» AIM OF THE TASK
As you work through the listing below, copy each line exactly and drop the images.

» MATERIAL SUPPLIED
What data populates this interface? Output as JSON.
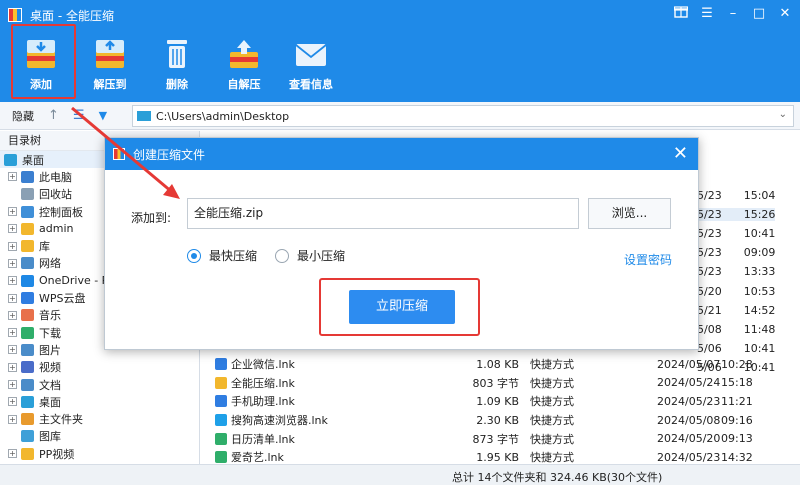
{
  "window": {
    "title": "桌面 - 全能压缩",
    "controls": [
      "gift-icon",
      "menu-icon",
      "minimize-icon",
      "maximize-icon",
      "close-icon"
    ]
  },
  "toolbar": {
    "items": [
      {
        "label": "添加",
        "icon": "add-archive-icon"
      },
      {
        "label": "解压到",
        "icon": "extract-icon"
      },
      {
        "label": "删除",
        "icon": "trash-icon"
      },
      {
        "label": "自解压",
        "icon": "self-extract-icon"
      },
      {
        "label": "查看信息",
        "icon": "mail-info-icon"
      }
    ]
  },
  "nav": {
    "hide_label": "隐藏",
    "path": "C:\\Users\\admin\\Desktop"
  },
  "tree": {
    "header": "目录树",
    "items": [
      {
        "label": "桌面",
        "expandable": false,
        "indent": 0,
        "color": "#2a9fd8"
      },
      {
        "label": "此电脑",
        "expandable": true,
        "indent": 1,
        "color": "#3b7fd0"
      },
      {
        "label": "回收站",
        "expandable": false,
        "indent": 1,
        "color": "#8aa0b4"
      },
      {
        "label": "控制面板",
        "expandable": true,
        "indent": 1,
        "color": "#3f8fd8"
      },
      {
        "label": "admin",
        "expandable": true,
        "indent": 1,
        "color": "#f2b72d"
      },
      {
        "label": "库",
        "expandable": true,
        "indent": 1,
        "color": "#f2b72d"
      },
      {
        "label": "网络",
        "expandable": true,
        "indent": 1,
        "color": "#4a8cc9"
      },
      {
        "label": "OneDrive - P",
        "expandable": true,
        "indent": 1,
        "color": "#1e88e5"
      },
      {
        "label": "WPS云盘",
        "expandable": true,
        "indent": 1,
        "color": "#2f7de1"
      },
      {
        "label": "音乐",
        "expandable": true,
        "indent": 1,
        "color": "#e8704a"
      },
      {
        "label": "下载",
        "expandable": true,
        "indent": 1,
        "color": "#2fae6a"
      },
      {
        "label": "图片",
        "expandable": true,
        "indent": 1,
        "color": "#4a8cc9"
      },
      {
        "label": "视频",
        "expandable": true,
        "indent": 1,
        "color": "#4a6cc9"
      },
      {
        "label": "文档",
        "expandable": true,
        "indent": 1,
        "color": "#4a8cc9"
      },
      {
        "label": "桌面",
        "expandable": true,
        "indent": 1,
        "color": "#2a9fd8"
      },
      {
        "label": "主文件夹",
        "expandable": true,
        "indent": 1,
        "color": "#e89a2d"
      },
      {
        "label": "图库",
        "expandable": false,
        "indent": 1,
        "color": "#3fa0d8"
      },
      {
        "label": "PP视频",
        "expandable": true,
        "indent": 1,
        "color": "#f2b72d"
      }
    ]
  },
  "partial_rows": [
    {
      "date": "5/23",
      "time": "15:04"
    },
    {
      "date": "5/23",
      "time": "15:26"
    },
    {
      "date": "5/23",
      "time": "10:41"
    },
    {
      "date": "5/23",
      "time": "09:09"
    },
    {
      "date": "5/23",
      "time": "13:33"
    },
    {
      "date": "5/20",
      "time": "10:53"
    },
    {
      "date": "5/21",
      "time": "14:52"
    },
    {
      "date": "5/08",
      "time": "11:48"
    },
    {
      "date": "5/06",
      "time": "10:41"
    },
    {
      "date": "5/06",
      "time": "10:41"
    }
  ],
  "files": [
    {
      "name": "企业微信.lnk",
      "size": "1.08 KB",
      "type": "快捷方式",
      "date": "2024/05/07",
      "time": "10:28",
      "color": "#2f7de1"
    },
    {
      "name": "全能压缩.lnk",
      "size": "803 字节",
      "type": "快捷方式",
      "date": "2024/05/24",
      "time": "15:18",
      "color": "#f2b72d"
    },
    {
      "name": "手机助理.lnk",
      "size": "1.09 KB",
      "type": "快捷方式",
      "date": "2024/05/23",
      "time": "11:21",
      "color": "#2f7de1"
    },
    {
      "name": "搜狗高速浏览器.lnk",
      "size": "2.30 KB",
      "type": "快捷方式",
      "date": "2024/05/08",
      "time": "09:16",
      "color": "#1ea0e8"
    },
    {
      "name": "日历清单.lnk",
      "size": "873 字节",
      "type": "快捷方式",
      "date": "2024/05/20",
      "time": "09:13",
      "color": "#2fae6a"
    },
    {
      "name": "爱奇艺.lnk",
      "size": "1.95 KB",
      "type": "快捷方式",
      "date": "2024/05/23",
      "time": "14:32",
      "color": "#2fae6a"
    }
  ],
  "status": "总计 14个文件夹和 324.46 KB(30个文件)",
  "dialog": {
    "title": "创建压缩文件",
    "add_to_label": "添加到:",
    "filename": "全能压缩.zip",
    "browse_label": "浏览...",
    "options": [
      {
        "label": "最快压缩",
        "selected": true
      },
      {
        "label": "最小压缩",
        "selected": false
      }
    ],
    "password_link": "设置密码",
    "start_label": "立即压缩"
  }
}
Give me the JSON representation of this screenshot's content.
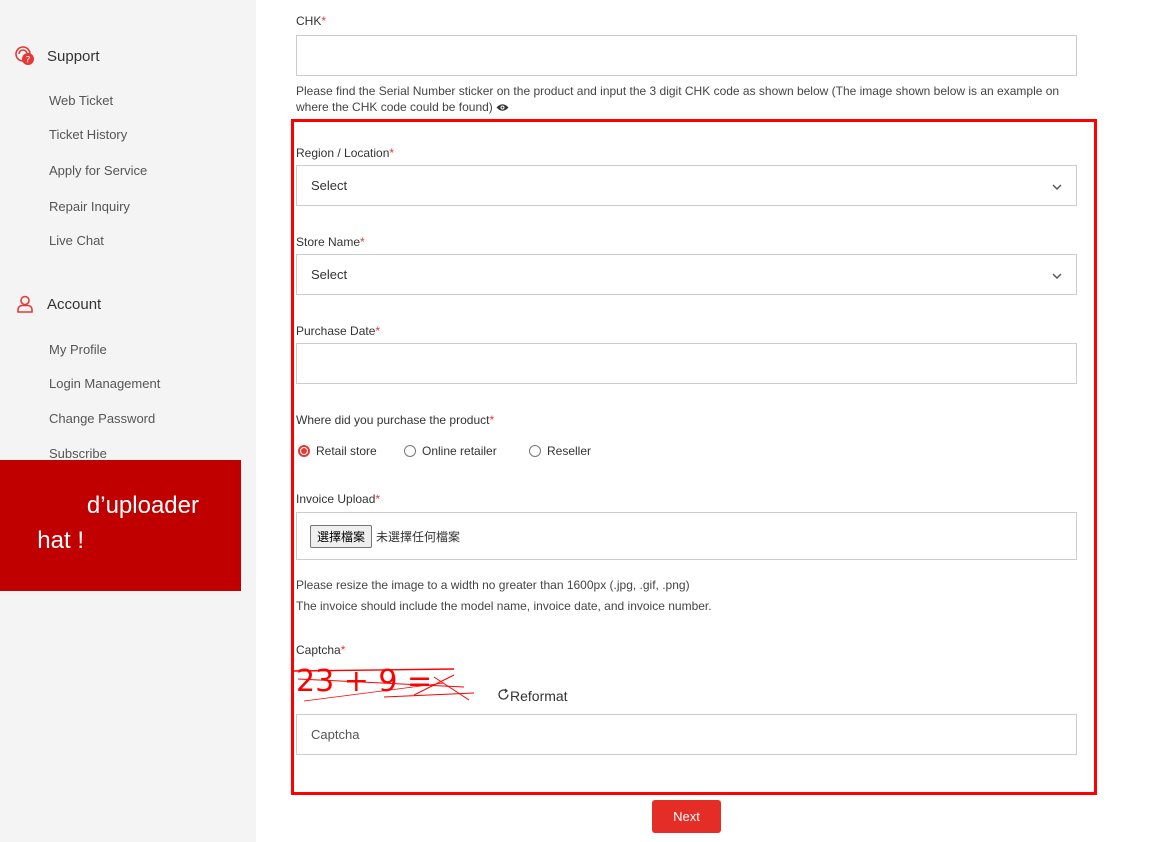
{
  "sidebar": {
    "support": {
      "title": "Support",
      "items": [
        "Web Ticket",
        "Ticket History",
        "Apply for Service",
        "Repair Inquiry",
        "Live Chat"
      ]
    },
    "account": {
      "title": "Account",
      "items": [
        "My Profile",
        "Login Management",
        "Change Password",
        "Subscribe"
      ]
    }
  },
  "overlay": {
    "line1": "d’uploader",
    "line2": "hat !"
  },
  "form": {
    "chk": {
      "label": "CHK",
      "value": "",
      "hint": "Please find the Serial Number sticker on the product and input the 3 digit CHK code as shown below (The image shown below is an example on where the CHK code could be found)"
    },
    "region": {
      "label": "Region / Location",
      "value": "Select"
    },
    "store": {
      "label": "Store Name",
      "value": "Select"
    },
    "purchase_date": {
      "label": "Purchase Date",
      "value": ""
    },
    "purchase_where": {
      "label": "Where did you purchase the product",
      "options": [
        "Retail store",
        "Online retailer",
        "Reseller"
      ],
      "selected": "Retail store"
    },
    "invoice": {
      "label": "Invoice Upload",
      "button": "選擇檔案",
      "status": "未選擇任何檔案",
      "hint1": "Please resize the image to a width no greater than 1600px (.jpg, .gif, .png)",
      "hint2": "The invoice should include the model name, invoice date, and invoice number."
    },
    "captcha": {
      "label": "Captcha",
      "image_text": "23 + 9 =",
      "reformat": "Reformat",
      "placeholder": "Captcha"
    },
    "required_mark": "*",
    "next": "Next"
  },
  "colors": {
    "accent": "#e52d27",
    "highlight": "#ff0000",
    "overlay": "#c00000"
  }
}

» REPLY
What data populates this interface? Output as JSON.
{
  "window": {
    "title": "桌面 - 全能压缩",
    "controls": [
      "gift-icon",
      "menu-icon",
      "minimize-icon",
      "maximize-icon",
      "close-icon"
    ]
  },
  "toolbar": {
    "items": [
      {
        "label": "添加",
        "icon": "add-archive-icon"
      },
      {
        "label": "解压到",
        "icon": "extract-icon"
      },
      {
        "label": "删除",
        "icon": "trash-icon"
      },
      {
        "label": "自解压",
        "icon": "self-extract-icon"
      },
      {
        "label": "查看信息",
        "icon": "mail-info-icon"
      }
    ]
  },
  "nav": {
    "hide_label": "隐藏",
    "path": "C:\\Users\\admin\\Desktop"
  },
  "tree": {
    "header": "目录树",
    "items": [
      {
        "label": "桌面",
        "expandable": false,
        "indent": 0,
        "color": "#2a9fd8"
      },
      {
        "label": "此电脑",
        "expandable": true,
        "indent": 1,
        "color": "#3b7fd0"
      },
      {
        "label": "回收站",
        "expandable": false,
        "indent": 1,
        "color": "#8aa0b4"
      },
      {
        "label": "控制面板",
        "expandable": true,
        "indent": 1,
        "color": "#3f8fd8"
      },
      {
        "label": "admin",
        "expandable": true,
        "indent": 1,
        "color": "#f2b72d"
      },
      {
        "label": "库",
        "expandable": true,
        "indent": 1,
        "color": "#f2b72d"
      },
      {
        "label": "网络",
        "expandable": true,
        "indent": 1,
        "color": "#4a8cc9"
      },
      {
        "label": "OneDrive - P",
        "expandable": true,
        "indent": 1,
        "color": "#1e88e5"
      },
      {
        "label": "WPS云盘",
        "expandable": true,
        "indent": 1,
        "color": "#2f7de1"
      },
      {
        "label": "音乐",
        "expandable": true,
        "indent": 1,
        "color": "#e8704a"
      },
      {
        "label": "下载",
        "expandable": true,
        "indent": 1,
        "color": "#2fae6a"
      },
      {
        "label": "图片",
        "expandable": true,
        "indent": 1,
        "color": "#4a8cc9"
      },
      {
        "label": "视频",
        "expandable": true,
        "indent": 1,
        "color": "#4a6cc9"
      },
      {
        "label": "文档",
        "expandable": true,
        "indent": 1,
        "color": "#4a8cc9"
      },
      {
        "label": "桌面",
        "expandable": true,
        "indent": 1,
        "color": "#2a9fd8"
      },
      {
        "label": "主文件夹",
        "expandable": true,
        "indent": 1,
        "color": "#e89a2d"
      },
      {
        "label": "图库",
        "expandable": false,
        "indent": 1,
        "color": "#3fa0d8"
      },
      {
        "label": "PP视频",
        "expandable": true,
        "indent": 1,
        "color": "#f2b72d"
      }
    ]
  },
  "partial_rows": [
    {
      "date": "5/23",
      "time": "15:04"
    },
    {
      "date": "5/23",
      "time": "15:26"
    },
    {
      "date": "5/23",
      "time": "10:41"
    },
    {
      "date": "5/23",
      "time": "09:09"
    },
    {
      "date": "5/23",
      "time": "13:33"
    },
    {
      "date": "5/20",
      "time": "10:53"
    },
    {
      "date": "5/21",
      "time": "14:52"
    },
    {
      "date": "5/08",
      "time": "11:48"
    },
    {
      "date": "5/06",
      "time": "10:41"
    },
    {
      "date": "5/06",
      "time": "10:41"
    }
  ],
  "files": [
    {
      "name": "企业微信.lnk",
      "size": "1.08 KB",
      "type": "快捷方式",
      "date": "2024/05/07",
      "time": "10:28",
      "color": "#2f7de1"
    },
    {
      "name": "全能压缩.lnk",
      "size": "803 字节",
      "type": "快捷方式",
      "date": "2024/05/24",
      "time": "15:18",
      "color": "#f2b72d"
    },
    {
      "name": "手机助理.lnk",
      "size": "1.09 KB",
      "type": "快捷方式",
      "date": "2024/05/23",
      "time": "11:21",
      "color": "#2f7de1"
    },
    {
      "name": "搜狗高速浏览器.lnk",
      "size": "2.30 KB",
      "type": "快捷方式",
      "date": "2024/05/08",
      "time": "09:16",
      "color": "#1ea0e8"
    },
    {
      "name": "日历清单.lnk",
      "size": "873 字节",
      "type": "快捷方式",
      "date": "2024/05/20",
      "time": "09:13",
      "color": "#2fae6a"
    },
    {
      "name": "爱奇艺.lnk",
      "size": "1.95 KB",
      "type": "快捷方式",
      "date": "2024/05/23",
      "time": "14:32",
      "color": "#2fae6a"
    }
  ],
  "status": "总计 14个文件夹和 324.46 KB(30个文件)",
  "dialog": {
    "title": "创建压缩文件",
    "add_to_label": "添加到:",
    "filename": "全能压缩.zip",
    "browse_label": "浏览...",
    "options": [
      {
        "label": "最快压缩",
        "selected": true
      },
      {
        "label": "最小压缩",
        "selected": false
      }
    ],
    "password_link": "设置密码",
    "start_label": "立即压缩"
  }
}
Give me the JSON representation of this screenshot's content.
{
  "sidebar": {
    "support": {
      "title": "Support",
      "items": [
        "Web Ticket",
        "Ticket History",
        "Apply for Service",
        "Repair Inquiry",
        "Live Chat"
      ]
    },
    "account": {
      "title": "Account",
      "items": [
        "My Profile",
        "Login Management",
        "Change Password",
        "Subscribe"
      ]
    }
  },
  "overlay": {
    "line1": "d’uploader",
    "line2": "hat !"
  },
  "form": {
    "chk": {
      "label": "CHK",
      "value": "",
      "hint": "Please find the Serial Number sticker on the product and input the 3 digit CHK code as shown below (The image shown below is an example on where the CHK code could be found)"
    },
    "region": {
      "label": "Region / Location",
      "value": "Select"
    },
    "store": {
      "label": "Store Name",
      "value": "Select"
    },
    "purchase_date": {
      "label": "Purchase Date",
      "value": ""
    },
    "purchase_where": {
      "label": "Where did you purchase the product",
      "options": [
        "Retail store",
        "Online retailer",
        "Reseller"
      ],
      "selected": "Retail store"
    },
    "invoice": {
      "label": "Invoice Upload",
      "button": "選擇檔案",
      "status": "未選擇任何檔案",
      "hint1": "Please resize the image to a width no greater than 1600px (.jpg, .gif, .png)",
      "hint2": "The invoice should include the model name, invoice date, and invoice number."
    },
    "captcha": {
      "label": "Captcha",
      "image_text": "23 + 9 =",
      "reformat": "Reformat",
      "placeholder": "Captcha"
    },
    "required_mark": "*",
    "next": "Next"
  },
  "colors": {
    "accent": "#e52d27",
    "highlight": "#ff0000",
    "overlay": "#c00000"
  }
}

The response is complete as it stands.